## INSTRUCTIONS TO FOLLOW:
Which lines of the listing below contain the word "configurations"? Return them.

## STUDY MATERIAL:
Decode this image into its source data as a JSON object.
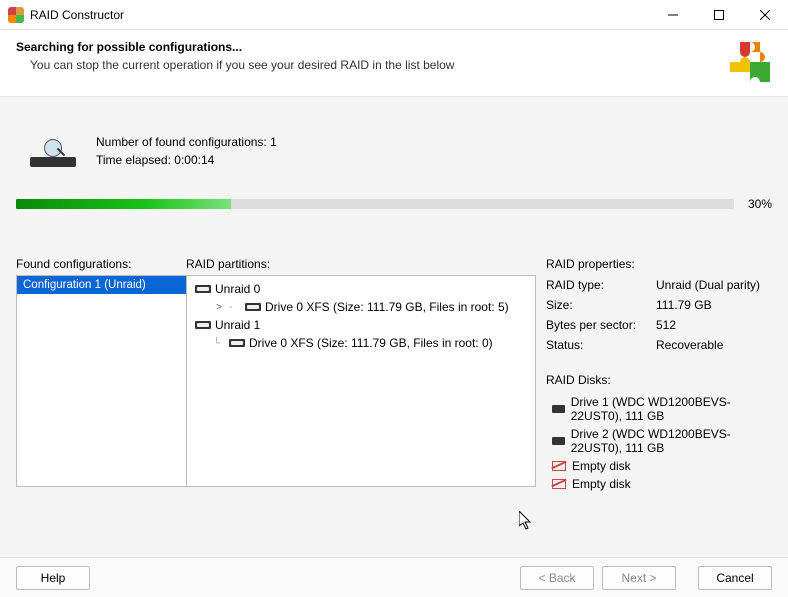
{
  "window": {
    "title": "RAID Constructor"
  },
  "header": {
    "title": "Searching for possible configurations...",
    "subtitle": "You can stop the current operation if you see your desired RAID in the list below"
  },
  "status": {
    "found_label": "Number of found configurations:",
    "found_count": "1",
    "elapsed_label": "Time elapsed:",
    "elapsed": "0:00:14"
  },
  "progress": {
    "percent": 30,
    "percent_text": "30%"
  },
  "labels": {
    "found": "Found configurations:",
    "partitions": "RAID partitions:",
    "properties": "RAID properties:",
    "disks": "RAID Disks:"
  },
  "found_list": [
    {
      "label": "Configuration 1 (Unraid)"
    }
  ],
  "tree": [
    {
      "level": 0,
      "icon": "drive",
      "label": "Unraid 0",
      "expandable": false
    },
    {
      "level": 1,
      "icon": "drive",
      "label": "Drive 0 XFS (Size: 111.79 GB, Files in root: 5)",
      "chevron": ">",
      "connector": "-"
    },
    {
      "level": 0,
      "icon": "drive",
      "label": "Unraid 1",
      "expandable": false
    },
    {
      "level": 1,
      "icon": "drive",
      "label": "Drive 0 XFS (Size: 111.79 GB, Files in root: 0)",
      "connector": "└"
    }
  ],
  "props": {
    "raid_type": {
      "label": "RAID type:",
      "value": "Unraid (Dual parity)"
    },
    "size": {
      "label": "Size:",
      "value": "111.79 GB"
    },
    "bps": {
      "label": "Bytes per sector:",
      "value": "512"
    },
    "status": {
      "label": "Status:",
      "value": "Recoverable"
    }
  },
  "disks": [
    {
      "icon": "drive",
      "label": "Drive 1 (WDC WD1200BEVS-22UST0), 111 GB"
    },
    {
      "icon": "drive",
      "label": "Drive 2 (WDC WD1200BEVS-22UST0), 111 GB"
    },
    {
      "icon": "empty",
      "label": "Empty disk"
    },
    {
      "icon": "empty",
      "label": "Empty disk"
    }
  ],
  "buttons": {
    "help": "Help",
    "back": "< Back",
    "next": "Next >",
    "cancel": "Cancel"
  }
}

## SOLUTION TO THE PROBLEM:
    "title": "Searching for possible configurations...",
    "found_label": "Number of found configurations:",
    "found": "Found configurations:",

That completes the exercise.